• **Task goal**: Given the records below, set each one down again exactly as it reads.

• **Record set**:
━━━━━━━━

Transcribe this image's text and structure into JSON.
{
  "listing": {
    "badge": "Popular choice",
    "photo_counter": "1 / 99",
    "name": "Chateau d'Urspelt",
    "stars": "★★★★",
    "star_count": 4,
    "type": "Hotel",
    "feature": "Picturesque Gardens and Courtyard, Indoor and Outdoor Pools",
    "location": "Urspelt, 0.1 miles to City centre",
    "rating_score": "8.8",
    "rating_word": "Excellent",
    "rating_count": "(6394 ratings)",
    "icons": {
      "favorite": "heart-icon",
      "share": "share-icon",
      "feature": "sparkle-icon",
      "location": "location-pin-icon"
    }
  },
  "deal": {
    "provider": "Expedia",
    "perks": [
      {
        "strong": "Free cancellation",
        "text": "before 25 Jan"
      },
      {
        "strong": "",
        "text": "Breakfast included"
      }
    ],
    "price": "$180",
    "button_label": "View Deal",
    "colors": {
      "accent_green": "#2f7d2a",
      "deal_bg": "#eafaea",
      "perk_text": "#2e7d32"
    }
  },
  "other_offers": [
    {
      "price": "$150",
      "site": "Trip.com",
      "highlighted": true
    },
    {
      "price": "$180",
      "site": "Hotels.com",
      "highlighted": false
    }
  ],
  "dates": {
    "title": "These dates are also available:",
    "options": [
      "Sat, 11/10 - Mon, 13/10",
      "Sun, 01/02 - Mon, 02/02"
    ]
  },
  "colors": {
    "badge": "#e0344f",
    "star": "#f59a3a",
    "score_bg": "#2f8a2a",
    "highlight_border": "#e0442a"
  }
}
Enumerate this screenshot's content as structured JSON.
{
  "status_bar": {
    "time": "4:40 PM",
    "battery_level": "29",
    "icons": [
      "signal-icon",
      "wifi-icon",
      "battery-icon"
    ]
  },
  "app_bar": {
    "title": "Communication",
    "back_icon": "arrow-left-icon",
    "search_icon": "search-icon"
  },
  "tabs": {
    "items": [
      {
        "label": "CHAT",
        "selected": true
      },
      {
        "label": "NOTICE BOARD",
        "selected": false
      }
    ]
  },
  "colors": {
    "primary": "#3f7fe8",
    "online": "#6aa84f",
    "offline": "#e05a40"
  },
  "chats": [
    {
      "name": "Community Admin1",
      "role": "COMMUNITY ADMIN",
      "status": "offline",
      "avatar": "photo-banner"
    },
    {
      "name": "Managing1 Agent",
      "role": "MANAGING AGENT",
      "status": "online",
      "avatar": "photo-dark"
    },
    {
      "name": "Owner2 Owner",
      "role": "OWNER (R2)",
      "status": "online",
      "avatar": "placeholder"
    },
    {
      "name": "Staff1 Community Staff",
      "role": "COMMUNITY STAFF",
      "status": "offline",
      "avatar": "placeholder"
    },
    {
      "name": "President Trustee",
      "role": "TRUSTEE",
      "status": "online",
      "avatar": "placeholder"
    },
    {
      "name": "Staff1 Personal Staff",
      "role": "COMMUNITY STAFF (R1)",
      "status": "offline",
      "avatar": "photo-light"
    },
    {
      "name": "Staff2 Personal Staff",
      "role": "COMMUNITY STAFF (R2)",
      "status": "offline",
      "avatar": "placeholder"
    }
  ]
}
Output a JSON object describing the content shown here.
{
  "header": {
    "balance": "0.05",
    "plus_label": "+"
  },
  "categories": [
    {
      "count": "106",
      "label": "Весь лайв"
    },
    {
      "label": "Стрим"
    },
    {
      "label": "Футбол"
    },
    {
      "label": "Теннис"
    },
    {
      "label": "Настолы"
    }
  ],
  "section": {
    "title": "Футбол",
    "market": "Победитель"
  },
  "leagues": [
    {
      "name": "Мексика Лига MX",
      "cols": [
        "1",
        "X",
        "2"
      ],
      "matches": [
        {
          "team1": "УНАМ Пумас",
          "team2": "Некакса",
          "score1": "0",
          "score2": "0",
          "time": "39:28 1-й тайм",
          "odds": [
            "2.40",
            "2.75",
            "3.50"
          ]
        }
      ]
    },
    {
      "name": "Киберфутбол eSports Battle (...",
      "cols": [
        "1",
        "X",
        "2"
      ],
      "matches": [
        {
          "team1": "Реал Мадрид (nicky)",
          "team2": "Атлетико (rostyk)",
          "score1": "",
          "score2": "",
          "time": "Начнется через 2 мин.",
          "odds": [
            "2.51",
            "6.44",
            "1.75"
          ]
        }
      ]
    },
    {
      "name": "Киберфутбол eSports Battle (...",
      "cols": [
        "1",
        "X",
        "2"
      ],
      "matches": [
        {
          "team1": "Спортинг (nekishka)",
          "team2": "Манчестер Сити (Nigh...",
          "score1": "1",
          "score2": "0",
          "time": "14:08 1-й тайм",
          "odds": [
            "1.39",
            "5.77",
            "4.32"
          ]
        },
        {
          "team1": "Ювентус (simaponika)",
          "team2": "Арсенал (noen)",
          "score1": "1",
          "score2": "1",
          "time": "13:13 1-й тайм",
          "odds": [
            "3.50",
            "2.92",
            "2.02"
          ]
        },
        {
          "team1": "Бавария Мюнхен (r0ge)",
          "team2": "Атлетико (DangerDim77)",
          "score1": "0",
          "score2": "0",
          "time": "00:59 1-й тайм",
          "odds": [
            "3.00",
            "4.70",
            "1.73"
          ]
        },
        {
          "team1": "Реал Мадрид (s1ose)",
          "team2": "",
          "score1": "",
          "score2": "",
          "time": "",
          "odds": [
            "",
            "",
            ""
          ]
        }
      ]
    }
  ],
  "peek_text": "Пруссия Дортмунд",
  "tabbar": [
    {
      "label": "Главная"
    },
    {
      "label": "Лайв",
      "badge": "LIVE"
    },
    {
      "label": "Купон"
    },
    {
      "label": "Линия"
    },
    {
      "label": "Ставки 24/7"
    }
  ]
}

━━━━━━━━

• **Answer to this exercise**:
Transcribe this image's text and structure into JSON.
{
  "listing": {
    "badge": "Popular choice",
    "photo_counter": "1 / 99",
    "name": "Chateau d'Urspelt",
    "stars": "★★★★",
    "star_count": 4,
    "type": "Hotel",
    "feature": "Picturesque Gardens and Courtyard, Indoor and Outdoor Pools",
    "location": "Urspelt, 0.1 miles to City centre",
    "rating_score": "8.8",
    "rating_word": "Excellent",
    "rating_count": "(6394 ratings)",
    "icons": {
      "favorite": "heart-icon",
      "share": "share-icon",
      "feature": "sparkle-icon",
      "location": "location-pin-icon"
    }
  },
  "deal": {
    "provider": "Expedia",
    "perks": [
      {
        "strong": "Free cancellation",
        "text": "before 25 Jan"
      },
      {
        "strong": "",
        "text": "Breakfast included"
      }
    ],
    "price": "$180",
    "button_label": "View Deal",
    "colors": {
      "accent_green": "#2f7d2a",
      "deal_bg": "#eafaea",
      "perk_text": "#2e7d32"
    }
  },
  "other_offers": [
    {
      "price": "$150",
      "site": "Trip.com",
      "highlighted": true
    },
    {
      "price": "$180",
      "site": "Hotels.com",
      "highlighted": false
    }
  ],
  "dates": {
    "title": "These dates are also available:",
    "options": [
      "Sat, 11/10 - Mon, 13/10",
      "Sun, 01/02 - Mon, 02/02"
    ]
  },
  "colors": {
    "badge": "#e0344f",
    "star": "#f59a3a",
    "score_bg": "#2f8a2a",
    "highlight_border": "#e0442a"
  }
}
Enumerate this screenshot's content as structured JSON.
{
  "status_bar": {
    "time": "4:40 PM",
    "battery_level": "29",
    "icons": [
      "signal-icon",
      "wifi-icon",
      "battery-icon"
    ]
  },
  "app_bar": {
    "title": "Communication",
    "back_icon": "arrow-left-icon",
    "search_icon": "search-icon"
  },
  "tabs": {
    "items": [
      {
        "label": "CHAT",
        "selected": true
      },
      {
        "label": "NOTICE BOARD",
        "selected": false
      }
    ]
  },
  "colors": {
    "primary": "#3f7fe8",
    "online": "#6aa84f",
    "offline": "#e05a40"
  },
  "chats": [
    {
      "name": "Community Admin1",
      "role": "COMMUNITY ADMIN",
      "status": "offline",
      "avatar": "photo-banner"
    },
    {
      "name": "Managing1 Agent",
      "role": "MANAGING AGENT",
      "status": "online",
      "avatar": "photo-dark"
    },
    {
      "name": "Owner2 Owner",
      "role": "OWNER (R2)",
      "status": "online",
      "avatar": "placeholder"
    },
    {
      "name": "Staff1 Community Staff",
      "role": "COMMUNITY STAFF",
      "status": "offline",
      "avatar": "placeholder"
    },
    {
      "name": "President Trustee",
      "role": "TRUSTEE",
      "status": "online",
      "avatar": "placeholder"
    },
    {
      "name": "Staff1 Personal Staff",
      "role": "COMMUNITY STAFF (R1)",
      "status": "offline",
      "avatar": "photo-light"
    },
    {
      "name": "Staff2 Personal Staff",
      "role": "COMMUNITY STAFF (R2)",
      "status": "offline",
      "avatar": "placeholder"
    }
  ]
}
Output a JSON object describing the content shown here.
{
  "header": {
    "balance": "0.05",
    "plus_label": "+"
  },
  "categories": [
    {
      "count": "106",
      "label": "Весь лайв"
    },
    {
      "label": "Стрим"
    },
    {
      "label": "Футбол"
    },
    {
      "label": "Теннис"
    },
    {
      "label": "Настолы"
    }
  ],
  "section": {
    "title": "Футбол",
    "market": "Победитель"
  },
  "leagues": [
    {
      "name": "Мексика Лига MX",
      "cols": [
        "1",
        "X",
        "2"
      ],
      "matches": [
        {
          "team1": "УНАМ Пумас",
          "team2": "Некакса",
          "score1": "0",
          "score2": "0",
          "time": "39:28 1-й тайм",
          "odds": [
            "2.40",
            "2.75",
            "3.50"
          ]
        }
      ]
    },
    {
      "name": "Киберфутбол eSports Battle (...",
      "cols": [
        "1",
        "X",
        "2"
      ],
      "matches": [
        {
          "team1": "Реал Мадрид (nicky)",
          "team2": "Атлетико (rostyk)",
          "score1": "",
          "score2": "",
          "time": "Начнется через 2 мин.",
          "odds": [
            "2.51",
            "6.44",
            "1.75"
          ]
        }
      ]
    },
    {
      "name": "Киберфутбол eSports Battle (...",
      "cols": [
        "1",
        "X",
        "2"
      ],
      "matches": [
        {
          "team1": "Спортинг (nekishka)",
          "team2": "Манчестер Сити (Nigh...",
          "score1": "1",
          "score2": "0",
          "time": "14:08 1-й тайм",
          "odds": [
            "1.39",
            "5.77",
            "4.32"
          ]
        },
        {
          "team1": "Ювентус (simaponika)",
          "team2": "Арсенал (noen)",
          "score1": "1",
          "score2": "1",
          "time": "13:13 1-й тайм",
          "odds": [
            "3.50",
            "2.92",
            "2.02"
          ]
        },
        {
          "team1": "Бавария Мюнхен (r0ge)",
          "team2": "Атлетико (DangerDim77)",
          "score1": "0",
          "score2": "0",
          "time": "00:59 1-й тайм",
          "odds": [
            "3.00",
            "4.70",
            "1.73"
          ]
        },
        {
          "team1": "Реал Мадрид (s1ose)",
          "team2": "",
          "score1": "",
          "score2": "",
          "time": "",
          "odds": [
            "",
            "",
            ""
          ]
        }
      ]
    }
  ],
  "peek_text": "Пруссия Дортмунд",
  "tabbar": [
    {
      "label": "Главная"
    },
    {
      "label": "Лайв",
      "badge": "LIVE"
    },
    {
      "label": "Купон"
    },
    {
      "label": "Линия"
    },
    {
      "label": "Ставки 24/7"
    }
  ]
}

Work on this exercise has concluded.